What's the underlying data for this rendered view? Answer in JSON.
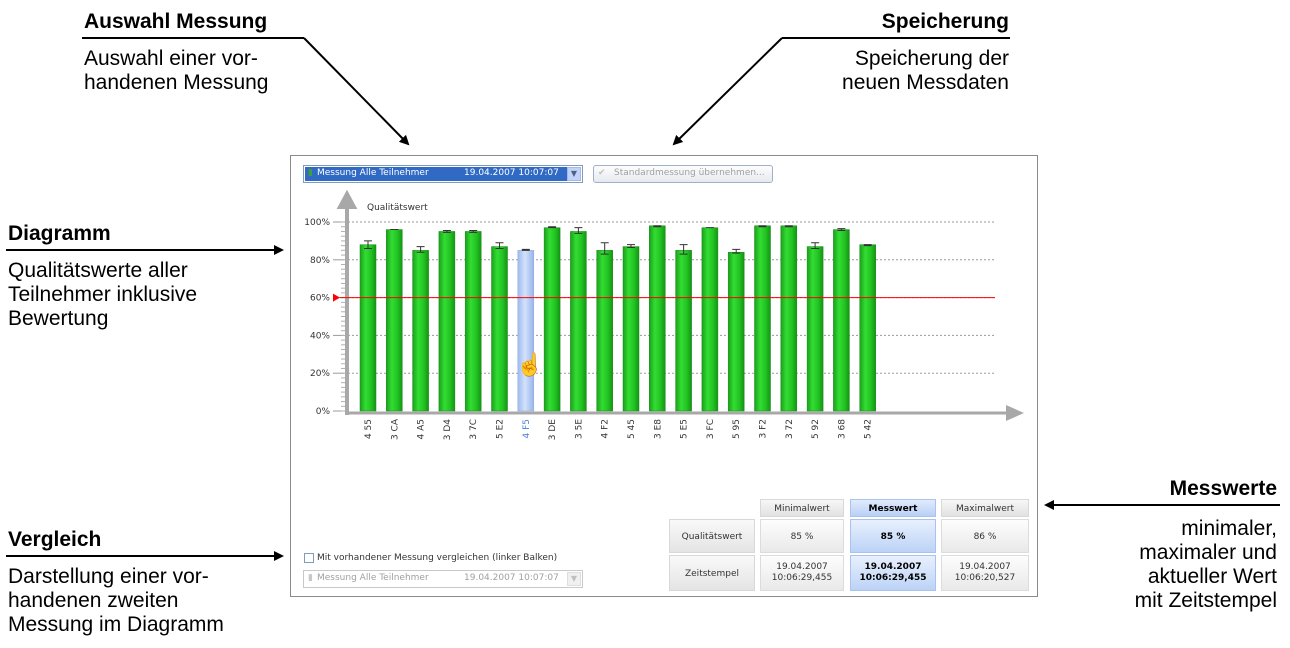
{
  "annotations": {
    "auswahl": {
      "heading": "Auswahl Messung",
      "line1": "Auswahl einer vor-",
      "line2": "handenen Messung"
    },
    "speicherung": {
      "heading": "Speicherung",
      "line1": "Speicherung der",
      "line2": "neuen Messdaten"
    },
    "diagramm": {
      "heading": "Diagramm",
      "line1": "Qualitätswerte aller",
      "line2": "Teilnehmer inklusive",
      "line3": "Bewertung"
    },
    "vergleich": {
      "heading": "Vergleich",
      "line1": "Darstellung einer vor-",
      "line2": "handenen zweiten",
      "line3": "Messung im Diagramm"
    },
    "messwerte": {
      "heading": "Messwerte",
      "line1": "minimaler,",
      "line2": "maximaler und",
      "line3": "aktueller Wert",
      "line4": "mit Zeitstempel"
    }
  },
  "toolbar": {
    "measurement_select": {
      "name": "Messung Alle Teilnehmer",
      "timestamp": "19.04.2007  10:07:07"
    },
    "apply_button": "Standardmessung übernehmen..."
  },
  "chart_data": {
    "type": "bar",
    "ylabel": "Qualitätswert",
    "yticks": [
      "0%",
      "20%",
      "40%",
      "60%",
      "80%",
      "100%"
    ],
    "ylim": [
      0,
      100
    ],
    "threshold": 60,
    "threshold_color": "#ff0000",
    "bar_color": "#22cc22",
    "selected_color": "#b0c8f4",
    "selected_index": 6,
    "categories": [
      "4 55",
      "3 CA",
      "4 A5",
      "3 D4",
      "3 7C",
      "5 E2",
      "4 F5",
      "3 DE",
      "3 5E",
      "4 F2",
      "5 45",
      "3 E8",
      "5 E5",
      "3 FC",
      "5 95",
      "3 F2",
      "3 72",
      "5 92",
      "3 68",
      "5 42"
    ],
    "values": [
      88,
      96,
      85,
      95,
      95,
      87,
      85,
      97,
      95,
      85,
      87,
      98,
      85,
      97,
      84,
      98,
      98,
      87,
      96,
      88
    ],
    "err_low": [
      86,
      96,
      84,
      94.5,
      94.5,
      86,
      85,
      97,
      94,
      83,
      86.5,
      97.5,
      83,
      97,
      83.5,
      97.5,
      97.5,
      86,
      95.5,
      87.5
    ],
    "err_high": [
      90,
      96,
      87,
      95.5,
      95.5,
      89,
      85.5,
      97.5,
      97,
      89,
      88,
      98,
      88,
      97,
      85.5,
      98,
      98,
      89,
      96.5,
      88
    ],
    "grid": true
  },
  "messwerte_table": {
    "headers": [
      "Minimalwert",
      "Messwert",
      "Maximalwert"
    ],
    "rows": [
      {
        "label": "Qualitätswert",
        "min": "85 %",
        "value": "85 %",
        "max": "86 %"
      },
      {
        "label": "Zeitstempel",
        "min_date": "19.04.2007",
        "min_time": "10:06:29,455",
        "value_date": "19.04.2007",
        "value_time": "10:06:29,455",
        "max_date": "19.04.2007",
        "max_time": "10:06:20,527"
      }
    ]
  },
  "compare": {
    "checkbox_label": "Mit vorhandener Messung vergleichen (linker Balken)",
    "checked": false,
    "select": {
      "name": "Messung Alle Teilnehmer",
      "timestamp": "19.04.2007  10:07:07"
    }
  }
}
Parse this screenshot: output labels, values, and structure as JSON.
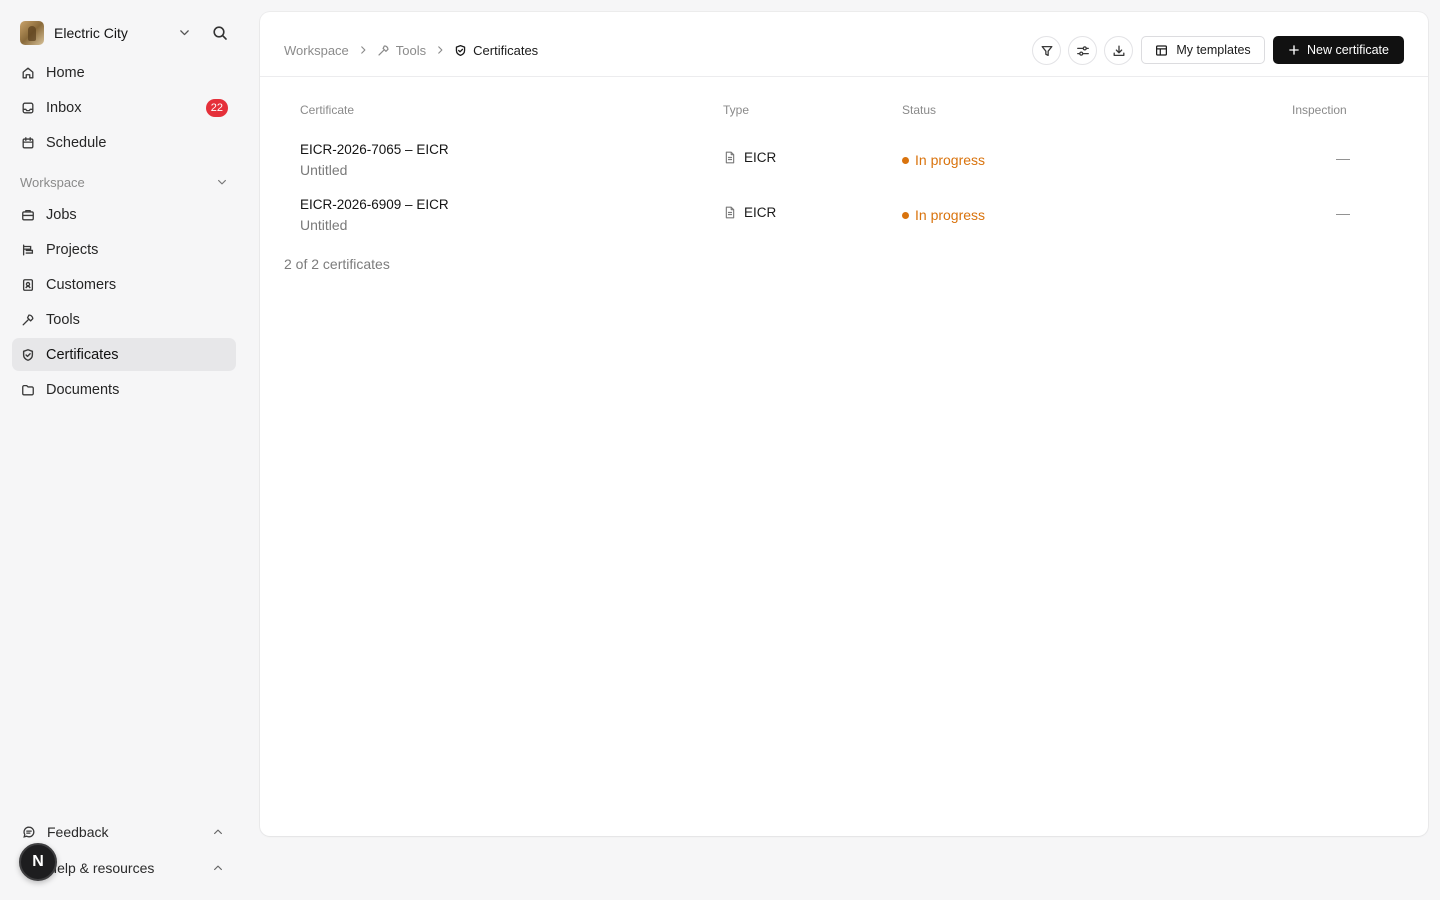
{
  "sidebar": {
    "org_name": "Electric City",
    "nav": [
      {
        "label": "Home",
        "icon": "home-icon"
      },
      {
        "label": "Inbox",
        "icon": "inbox-icon",
        "badge": "22"
      },
      {
        "label": "Schedule",
        "icon": "calendar-icon"
      }
    ],
    "section_label": "Workspace",
    "workspace_items": [
      {
        "label": "Jobs",
        "icon": "briefcase-icon"
      },
      {
        "label": "Projects",
        "icon": "projects-icon"
      },
      {
        "label": "Customers",
        "icon": "contacts-icon"
      },
      {
        "label": "Tools",
        "icon": "tools-icon"
      },
      {
        "label": "Certificates",
        "icon": "shield-check-icon",
        "active": true
      },
      {
        "label": "Documents",
        "icon": "folder-icon"
      }
    ],
    "footer": {
      "feedback_label": "Feedback",
      "help_label": "Help & resources",
      "user_initial": "N"
    }
  },
  "header": {
    "breadcrumb": [
      "Workspace",
      "Tools",
      "Certificates"
    ],
    "my_templates_label": "My templates",
    "new_certificate_label": "New certificate"
  },
  "table": {
    "columns": [
      "Certificate",
      "Type",
      "Status",
      "Inspection"
    ],
    "rows": [
      {
        "title": "EICR-2026-7065 – EICR",
        "subtitle": "Untitled",
        "type": "EICR",
        "status": "In progress",
        "inspection": "—"
      },
      {
        "title": "EICR-2026-6909 – EICR",
        "subtitle": "Untitled",
        "type": "EICR",
        "status": "In progress",
        "inspection": "—"
      }
    ],
    "count_text": "2 of 2 certificates"
  },
  "colors": {
    "status_in_progress": "#d9730d",
    "badge": "#e5303a",
    "primary_button": "#111111"
  }
}
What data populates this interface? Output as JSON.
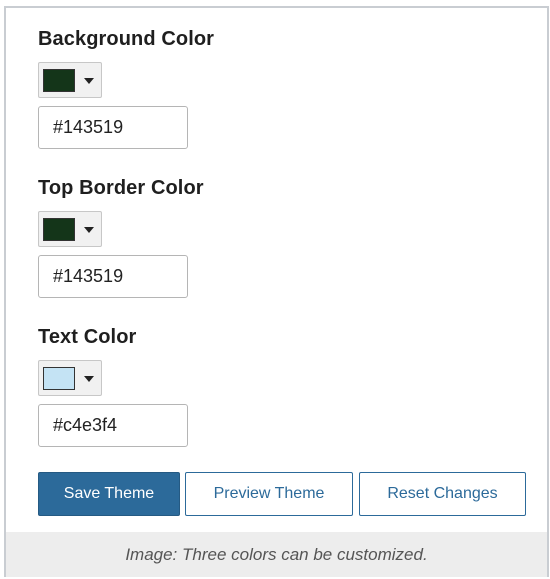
{
  "fields": [
    {
      "label": "Background Color",
      "swatch_color": "#143519",
      "value": "#143519"
    },
    {
      "label": "Top Border Color",
      "swatch_color": "#143519",
      "value": "#143519"
    },
    {
      "label": "Text Color",
      "swatch_color": "#c4e3f4",
      "value": "#c4e3f4"
    }
  ],
  "icons": {
    "dropdown": "chevron-down-icon"
  },
  "actions": {
    "save_label": "Save Theme",
    "preview_label": "Preview Theme",
    "reset_label": "Reset Changes"
  },
  "colors": {
    "primary": "#2c6a9a",
    "caption_bg": "#ededed"
  },
  "caption": "Image: Three colors can be customized."
}
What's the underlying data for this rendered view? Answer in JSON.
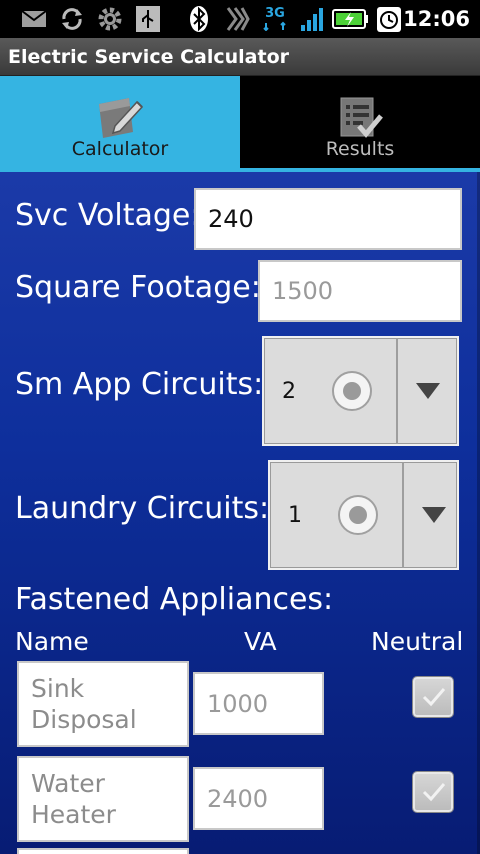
{
  "status_bar": {
    "time": "12:06",
    "icons": [
      "gmail-icon",
      "sync-icon",
      "settings-icon",
      "usb-icon",
      "bluetooth-icon",
      "signal-flow-icon",
      "3g-icon",
      "signal-bars-icon",
      "battery-charging-icon",
      "alarm-clock-icon"
    ],
    "network_label": "3G"
  },
  "app": {
    "title": "Electric Service Calculator"
  },
  "tabs": [
    {
      "label": "Calculator",
      "icon": "calculator-edit-icon",
      "active": true
    },
    {
      "label": "Results",
      "icon": "results-checklist-icon",
      "active": false
    }
  ],
  "form": {
    "svc_voltage": {
      "label": "Svc Voltage:",
      "value": "240"
    },
    "square_footage": {
      "label": "Square Footage:",
      "placeholder": "1500"
    },
    "sm_app_circuits": {
      "label": "Sm App Circuits:",
      "value": "2"
    },
    "laundry_circuits": {
      "label": "Laundry Circuits:",
      "value": "1"
    }
  },
  "appliances": {
    "heading": "Fastened Appliances:",
    "columns": {
      "name": "Name",
      "va": "VA",
      "neutral": "Neutral"
    },
    "rows": [
      {
        "name": "Sink\nDisposal",
        "va": "1000",
        "neutral": true
      },
      {
        "name": "Water\nHeater",
        "va": "2400",
        "neutral": true
      }
    ]
  },
  "colors": {
    "accent_tab": "#35b4e2",
    "background_top": "#1b3aa8",
    "background_bottom": "#071c74"
  }
}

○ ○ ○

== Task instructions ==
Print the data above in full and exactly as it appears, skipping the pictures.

== Solution ==
What's the underlying data for this rendered view? Answer in JSON.
{
  "annotations": {
    "auswahl": {
      "heading": "Auswahl Messung",
      "line1": "Auswahl einer vor-",
      "line2": "handenen Messung"
    },
    "speicherung": {
      "heading": "Speicherung",
      "line1": "Speicherung der",
      "line2": "neuen Messdaten"
    },
    "diagramm": {
      "heading": "Diagramm",
      "line1": "Qualitätswerte aller",
      "line2": "Teilnehmer inklusive",
      "line3": "Bewertung"
    },
    "vergleich": {
      "heading": "Vergleich",
      "line1": "Darstellung einer vor-",
      "line2": "handenen zweiten",
      "line3": "Messung im Diagramm"
    },
    "messwerte": {
      "heading": "Messwerte",
      "line1": "minimaler,",
      "line2": "maximaler und",
      "line3": "aktueller Wert",
      "line4": "mit Zeitstempel"
    }
  },
  "toolbar": {
    "measurement_select": {
      "name": "Messung Alle Teilnehmer",
      "timestamp": "19.04.2007  10:07:07"
    },
    "apply_button": "Standardmessung übernehmen..."
  },
  "chart_data": {
    "type": "bar",
    "ylabel": "Qualitätswert",
    "yticks": [
      "0%",
      "20%",
      "40%",
      "60%",
      "80%",
      "100%"
    ],
    "ylim": [
      0,
      100
    ],
    "threshold": 60,
    "threshold_color": "#ff0000",
    "bar_color": "#22cc22",
    "selected_color": "#b0c8f4",
    "selected_index": 6,
    "categories": [
      "4 55",
      "3 CA",
      "4 A5",
      "3 D4",
      "3 7C",
      "5 E2",
      "4 F5",
      "3 DE",
      "3 5E",
      "4 F2",
      "5 45",
      "3 E8",
      "5 E5",
      "3 FC",
      "5 95",
      "3 F2",
      "3 72",
      "5 92",
      "3 68",
      "5 42"
    ],
    "values": [
      88,
      96,
      85,
      95,
      95,
      87,
      85,
      97,
      95,
      85,
      87,
      98,
      85,
      97,
      84,
      98,
      98,
      87,
      96,
      88
    ],
    "err_low": [
      86,
      96,
      84,
      94.5,
      94.5,
      86,
      85,
      97,
      94,
      83,
      86.5,
      97.5,
      83,
      97,
      83.5,
      97.5,
      97.5,
      86,
      95.5,
      87.5
    ],
    "err_high": [
      90,
      96,
      87,
      95.5,
      95.5,
      89,
      85.5,
      97.5,
      97,
      89,
      88,
      98,
      88,
      97,
      85.5,
      98,
      98,
      89,
      96.5,
      88
    ],
    "grid": true
  },
  "messwerte_table": {
    "headers": [
      "Minimalwert",
      "Messwert",
      "Maximalwert"
    ],
    "rows": [
      {
        "label": "Qualitätswert",
        "min": "85 %",
        "value": "85 %",
        "max": "86 %"
      },
      {
        "label": "Zeitstempel",
        "min_date": "19.04.2007",
        "min_time": "10:06:29,455",
        "value_date": "19.04.2007",
        "value_time": "10:06:29,455",
        "max_date": "19.04.2007",
        "max_time": "10:06:20,527"
      }
    ]
  },
  "compare": {
    "checkbox_label": "Mit vorhandener Messung vergleichen (linker Balken)",
    "checked": false,
    "select": {
      "name": "Messung Alle Teilnehmer",
      "timestamp": "19.04.2007  10:07:07"
    }
  }
}
Parse this screenshot: output labels, values, and structure as JSON.
{
  "sidebar": {
    "org_name": "Electric City",
    "nav": [
      {
        "label": "Home",
        "icon": "home-icon"
      },
      {
        "label": "Inbox",
        "icon": "inbox-icon",
        "badge": "22"
      },
      {
        "label": "Schedule",
        "icon": "calendar-icon"
      }
    ],
    "section_label": "Workspace",
    "workspace_items": [
      {
        "label": "Jobs",
        "icon": "briefcase-icon"
      },
      {
        "label": "Projects",
        "icon": "projects-icon"
      },
      {
        "label": "Customers",
        "icon": "contacts-icon"
      },
      {
        "label": "Tools",
        "icon": "tools-icon"
      },
      {
        "label": "Certificates",
        "icon": "shield-check-icon",
        "active": true
      },
      {
        "label": "Documents",
        "icon": "folder-icon"
      }
    ],
    "footer": {
      "feedback_label": "Feedback",
      "help_label": "Help & resources",
      "user_initial": "N"
    }
  },
  "header": {
    "breadcrumb": [
      "Workspace",
      "Tools",
      "Certificates"
    ],
    "my_templates_label": "My templates",
    "new_certificate_label": "New certificate"
  },
  "table": {
    "columns": [
      "Certificate",
      "Type",
      "Status",
      "Inspection"
    ],
    "rows": [
      {
        "title": "EICR-2026-7065 – EICR",
        "subtitle": "Untitled",
        "type": "EICR",
        "status": "In progress",
        "inspection": "—"
      },
      {
        "title": "EICR-2026-6909 – EICR",
        "subtitle": "Untitled",
        "type": "EICR",
        "status": "In progress",
        "inspection": "—"
      }
    ],
    "count_text": "2 of 2 certificates"
  },
  "colors": {
    "status_in_progress": "#d9730d",
    "badge": "#e5303a",
    "primary_button": "#111111"
  }
}
What data populates this interface? Output as JSON.
{
  "fields": [
    {
      "label": "Background Color",
      "swatch_color": "#143519",
      "value": "#143519"
    },
    {
      "label": "Top Border Color",
      "swatch_color": "#143519",
      "value": "#143519"
    },
    {
      "label": "Text Color",
      "swatch_color": "#c4e3f4",
      "value": "#c4e3f4"
    }
  ],
  "icons": {
    "dropdown": "chevron-down-icon"
  },
  "actions": {
    "save_label": "Save Theme",
    "preview_label": "Preview Theme",
    "reset_label": "Reset Changes"
  },
  "colors": {
    "primary": "#2c6a9a",
    "caption_bg": "#ededed"
  },
  "caption": "Image: Three colors can be customized."
}
What's the underlying data for this rendered view? Answer in JSON.
{
  "status_bar": {
    "time": "12:06",
    "icons": [
      "gmail-icon",
      "sync-icon",
      "settings-icon",
      "usb-icon",
      "bluetooth-icon",
      "signal-flow-icon",
      "3g-icon",
      "signal-bars-icon",
      "battery-charging-icon",
      "alarm-clock-icon"
    ],
    "network_label": "3G"
  },
  "app": {
    "title": "Electric Service Calculator"
  },
  "tabs": [
    {
      "label": "Calculator",
      "icon": "calculator-edit-icon",
      "active": true
    },
    {
      "label": "Results",
      "icon": "results-checklist-icon",
      "active": false
    }
  ],
  "form": {
    "svc_voltage": {
      "label": "Svc Voltage:",
      "value": "240"
    },
    "square_footage": {
      "label": "Square Footage:",
      "placeholder": "1500"
    },
    "sm_app_circuits": {
      "label": "Sm App Circuits:",
      "value": "2"
    },
    "laundry_circuits": {
      "label": "Laundry Circuits:",
      "value": "1"
    }
  },
  "appliances": {
    "heading": "Fastened Appliances:",
    "columns": {
      "name": "Name",
      "va": "VA",
      "neutral": "Neutral"
    },
    "rows": [
      {
        "name": "Sink\nDisposal",
        "va": "1000",
        "neutral": true
      },
      {
        "name": "Water\nHeater",
        "va": "2400",
        "neutral": true
      }
    ]
  },
  "colors": {
    "accent_tab": "#35b4e2",
    "background_top": "#1b3aa8",
    "background_bottom": "#071c74"
  }
}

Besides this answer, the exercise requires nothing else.